The Real Dope on Recording Customer Service Calls

It’s totally legal to record conversations across state lines and you don’t have to tell the company at all.

This right is granted specifically by Federal statute 18 U.S.C. Sec. 2511(2)(d).

Now, if the call center is in your state, you will have to notify them, but only if you’re in one of these states: California, Connecticut, Delaware, Florida, Massachusetts, Maryland, Michigan, Montana, New Hampshire, Pennsylvania Washington.

Mostly, calls to companies are interstate. You can secretly record to your heart’s delight.

All is not lost if the call is intrastate and they refuse to continue until you stop recording. Ask them what they have to hide. Ask, “What are your crimes?” Alternate between those two questions. Send us the recording.

So, for Jeff, who told T-mobile that he was recording and they wanted to hang up, the answer is simple. Next time, just don’t tell them.


Edit Your Comment

  1. denki says:

    Can you brains this post better? It doesn’t English, it doesn’t English at all!

  2. RandomHookup says:

    It’s like a version of Password.

    It’s totally legal to record conversations across state lines and you don’t have to the company at all.

    I’m guessing the missing word is “notify.”

  3. Paul D says:

    I’m guessing the missing word is either “shave” or “defenestrate”.

    Makes it more interesting anyway…

  4. Ben Popken says:

    Whoee, that is some messed up prose. Sorry folks (and those playing the home version of our game), fixing in a second

  5. Jesse in Japan says:

    What if the call center is in India?

  6. denki says:

    Yay for the fixing, English is. Happy now rainbows.

  7. something_amazing says:

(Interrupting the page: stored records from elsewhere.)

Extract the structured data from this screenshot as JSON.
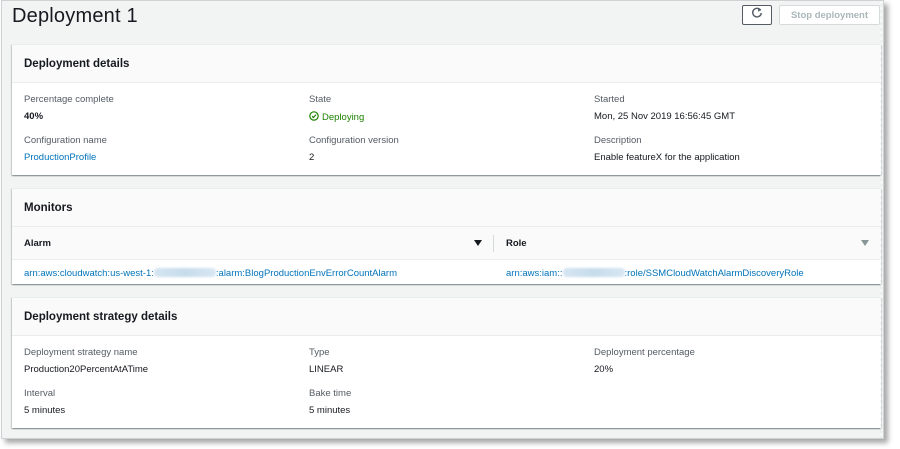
{
  "page": {
    "title": "Deployment 1"
  },
  "toolbar": {
    "refresh_icon": "refresh-icon",
    "stop_label": "Stop deployment"
  },
  "details": {
    "header": "Deployment details",
    "percentage_label": "Percentage complete",
    "percentage_value": "40%",
    "state_label": "State",
    "state_value": "Deploying",
    "started_label": "Started",
    "started_value": "Mon, 25 Nov 2019 16:56:45 GMT",
    "config_name_label": "Configuration name",
    "config_name_value": "ProductionProfile",
    "config_version_label": "Configuration version",
    "config_version_value": "2",
    "description_label": "Description",
    "description_value": "Enable featureX for the application"
  },
  "monitors": {
    "header": "Monitors",
    "columns": [
      "Alarm",
      "Role"
    ],
    "rows": [
      {
        "alarm_prefix": "arn:aws:cloudwatch:us-west-1:",
        "alarm_suffix": ":alarm:BlogProductionEnvErrorCountAlarm",
        "role_prefix": "arn:aws:iam::",
        "role_suffix": ":role/SSMCloudWatchAlarmDiscoveryRole"
      }
    ]
  },
  "strategy": {
    "header": "Deployment strategy details",
    "name_label": "Deployment strategy name",
    "name_value": "Production20PercentAtATime",
    "type_label": "Type",
    "type_value": "LINEAR",
    "percentage_label": "Deployment percentage",
    "percentage_value": "20%",
    "interval_label": "Interval",
    "interval_value": "5 minutes",
    "bake_label": "Bake time",
    "bake_value": "5 minutes"
  },
  "colors": {
    "link": "#0073bb",
    "success": "#1d8102",
    "background": "#f2f3f3"
  }
}
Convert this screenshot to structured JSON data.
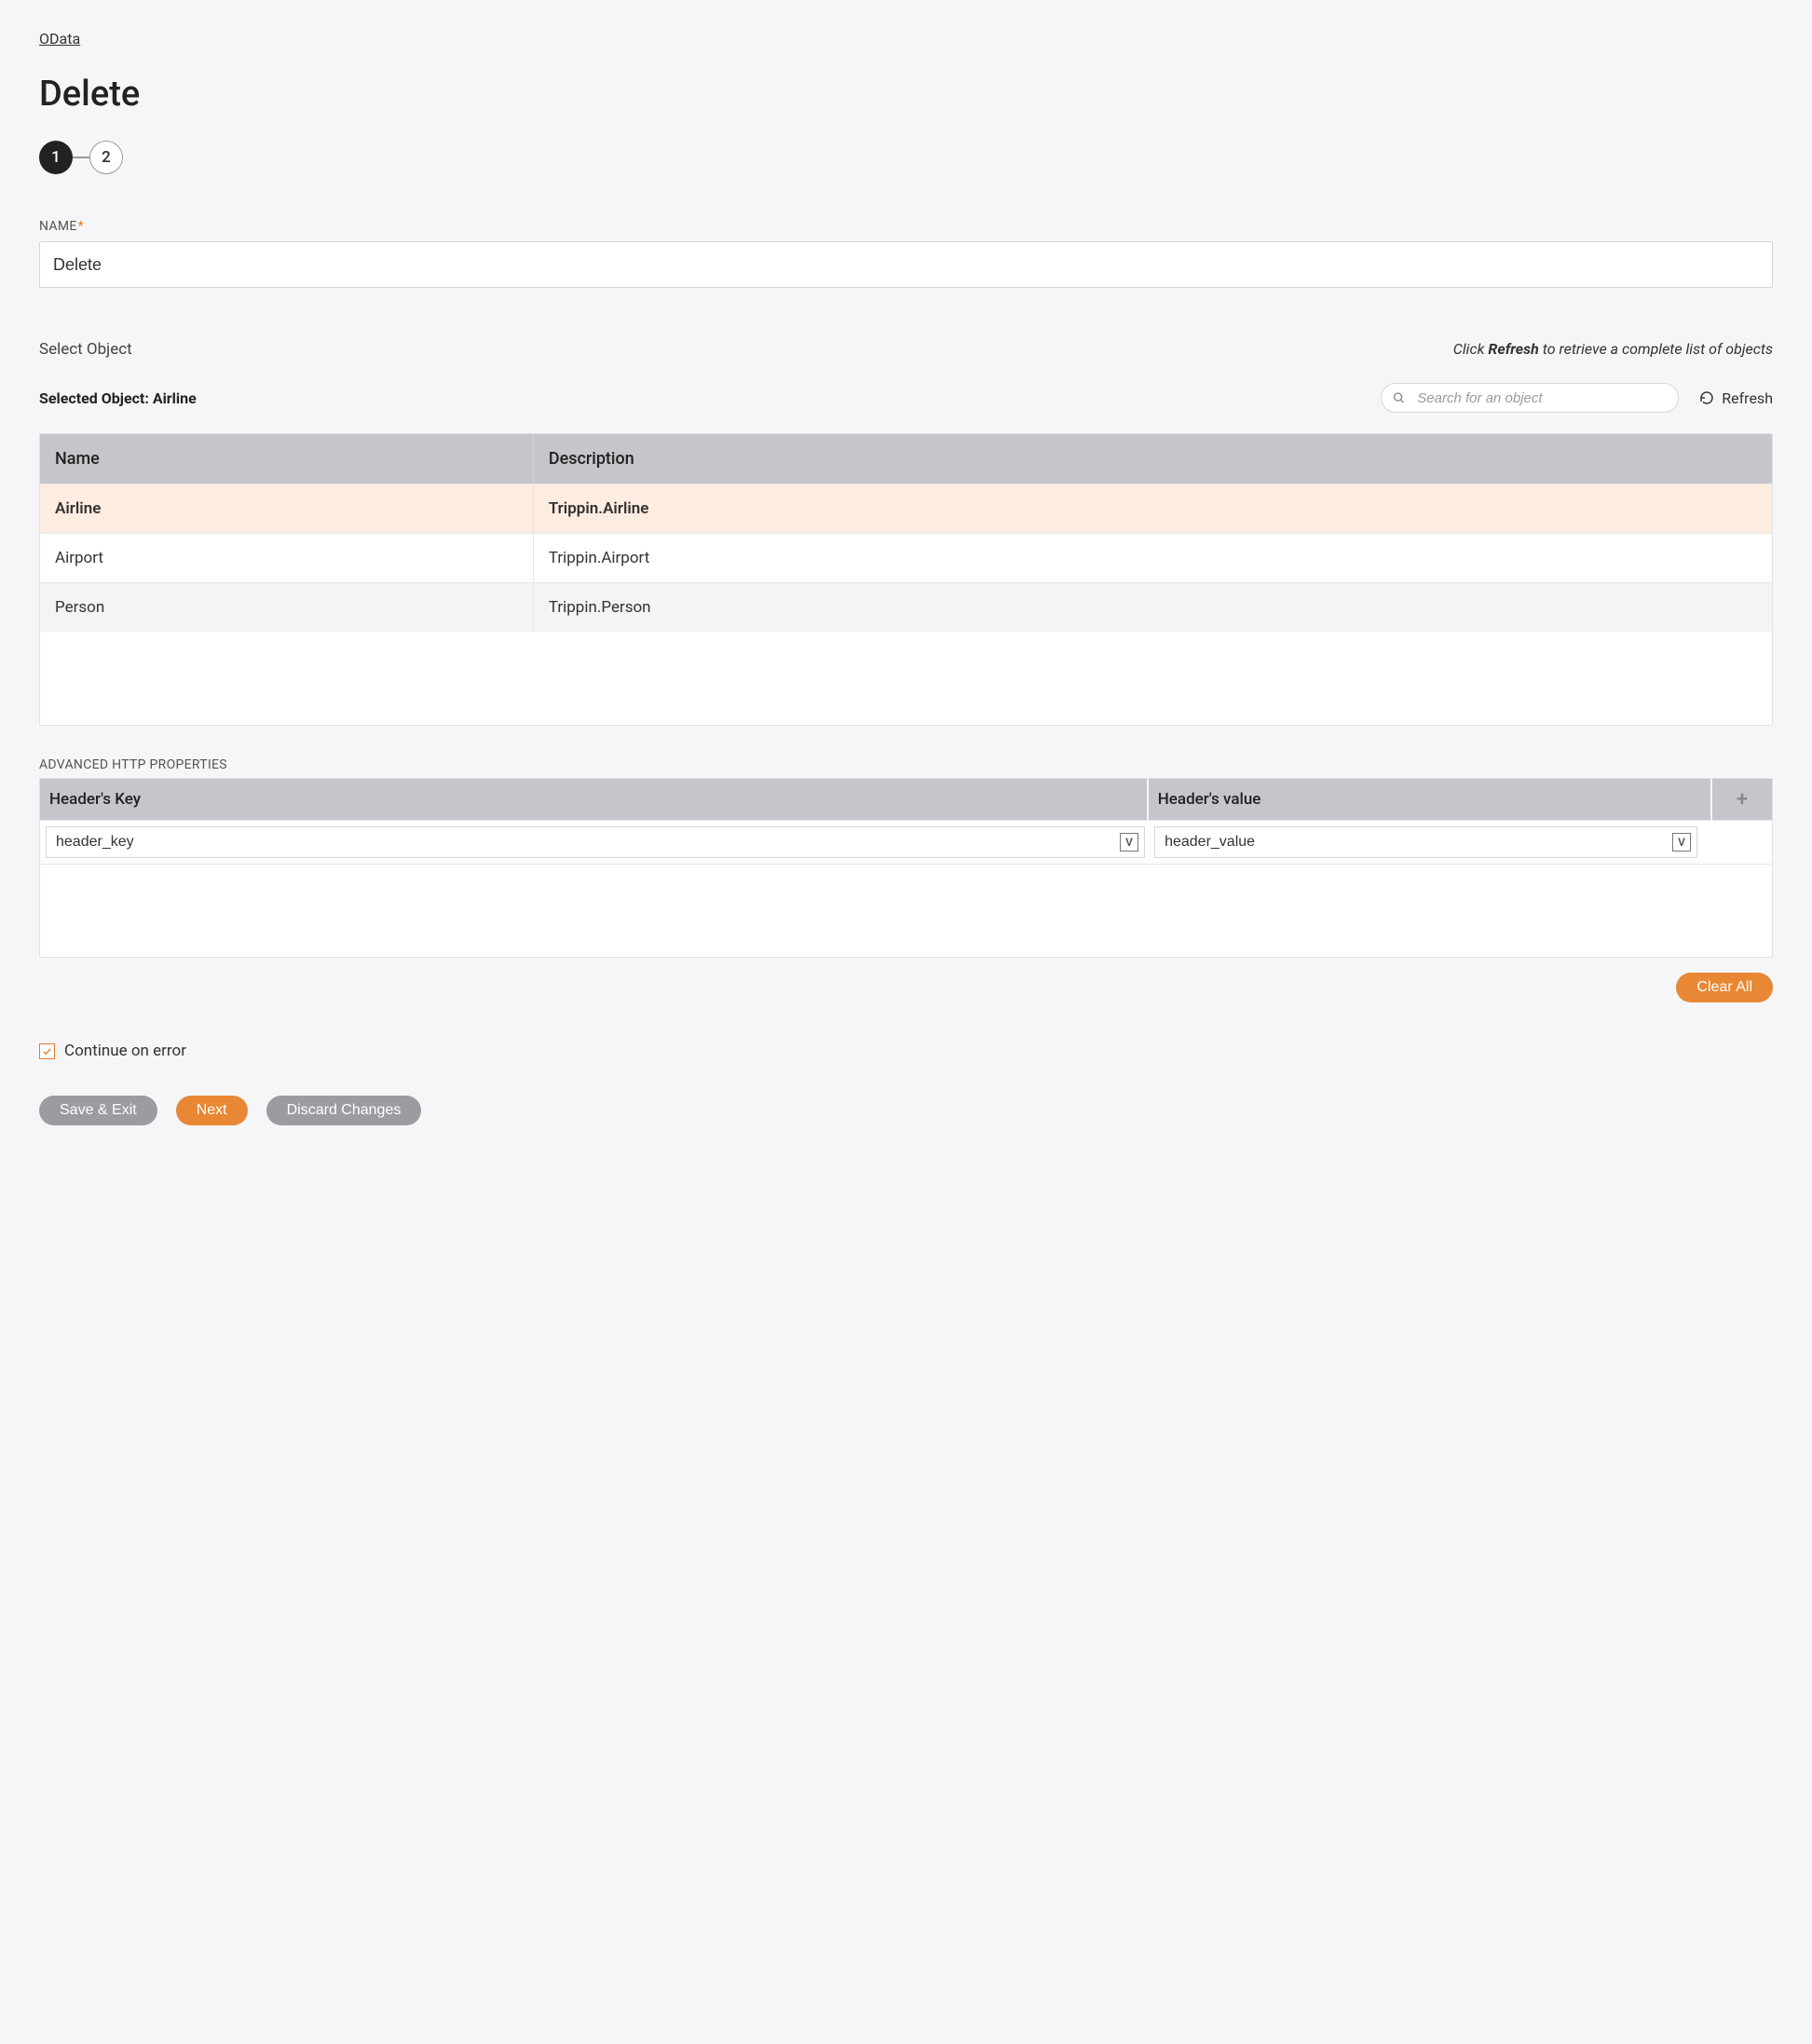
{
  "breadcrumb": "OData",
  "pageTitle": "Delete",
  "stepper": {
    "steps": [
      "1",
      "2"
    ],
    "active": 0
  },
  "nameField": {
    "label": "NAME",
    "value": "Delete"
  },
  "selectObject": {
    "label": "Select Object",
    "hintPrefix": "Click ",
    "hintBold": "Refresh",
    "hintSuffix": " to retrieve a complete list of objects",
    "selectedLabel": "Selected Object: ",
    "selectedValue": "Airline",
    "searchPlaceholder": "Search for an object",
    "refreshLabel": "Refresh",
    "columns": {
      "name": "Name",
      "description": "Description"
    },
    "rows": [
      {
        "name": "Airline",
        "description": "Trippin.Airline",
        "selected": true
      },
      {
        "name": "Airport",
        "description": "Trippin.Airport",
        "selected": false
      },
      {
        "name": "Person",
        "description": "Trippin.Person",
        "selected": false
      }
    ]
  },
  "httpProps": {
    "label": "ADVANCED HTTP PROPERTIES",
    "columns": {
      "key": "Header's Key",
      "value": "Header's value"
    },
    "row": {
      "key": "header_key",
      "value": "header_value"
    },
    "vBadge": "V",
    "clearAll": "Clear All"
  },
  "continueOnError": {
    "label": "Continue on error",
    "checked": true
  },
  "footer": {
    "saveExit": "Save & Exit",
    "next": "Next",
    "discard": "Discard Changes"
  }
}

    What are you trying to hide popken? What are your crimes? Why are you interbulating a group of nice people?

  8. Timbojones says: lists applicable laws state-by-state. Check yours if it’s on that list above.

    Washington law explicitly states that you can record without notification if they have given notification that they can record. Some of the states in the list above include clauses saying that there must be a “reasonable expectation of privacy”. To my interpretation, customer service reps have no reasonable expectation of privacy if management is recording the calls. Other states have precedent saying that the law only applies to 3rd parties, not to the participants of the conversation.

    I’m not a lawyer.